We had a thunderstorm at 4:30 in the morning, I woke to listen for a while smiling when I realized that I didn’t know if the power had gone out or not. Gone are the days when worry about the clocks being disrupted by an interruption in electricity.
Then I wondered, how did we ever allow ourselves to become so fixated by knowing the exact time? There’s a simple answer, we moved from agrarian to industrial society.
Before the industrial revolution time keeping was less important. You worked on your farm or wove your cloth at home, to your own timetable. There were no trains to catch or business meetings to miss. You had a set amount of work to do in a day or a week and you just got on with it. Only with the introduction of factories and factory-like systems did it become important to work the hours rather than doing the tasks.
When I left the work force to stay home with my children, home schooling them, we had little need for watching a clock and began to experiment with avoiding looking for the time.

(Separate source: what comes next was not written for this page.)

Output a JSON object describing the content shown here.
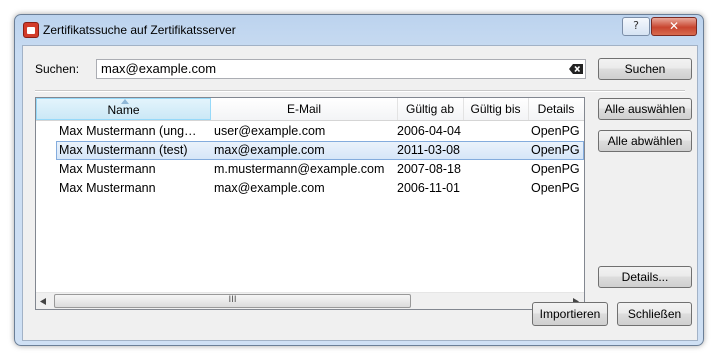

We realized that if we wanted to wake at a specific time in the morning we simply told ourselves what time we wanted to wake before falling asleep and found we woke up at the proper time. This was a relief for me as I hated being woken by the jarring sounds of an alarm clock.
How exactly does it work to tell ourselves when to wake? I don’t have a definitive answer but came across an interesting piece of research that might be connected.
We soon found it fun to look at the sky and placement of the sun to se if we could tell what time it was. I still do this today. Upon waking in the morning I often take a guess at the time and then check to see how accurate I was. I’m usually pretty close.
I can’t ignore time completely there are appointments that must be kept. My solution has been to eliminate all clocks from my home except the one on my cell phone. On that I will set appointments to notify me a half hour before I need to leave to make the appointment. This strategy keeps me from constantly checking the time but once notified by the scheduler on the phone of the appointment I have plenty of time to finish what I am doing and clean up without being rushed.
Guests to my home have mixed reactions to the absence of clocks. One in particular is jarred so much he pulls his phone out to check the time so often I joke he might as well leave the phone out. The grandchildren love the freedom they feel. They wake when they are ready and sleep when they are tired. We eat when we are hungry not when the clock tells us we are supposed to.
I don’t see the day coming any time soon when we can retire all our clocks but limiting them to specific areas of the home helps us to live more intentionally. Just because appliances or electronics in our homes have clocks doesn’t mean we have to set them and have them as a constant reminder of society’s obsession with time.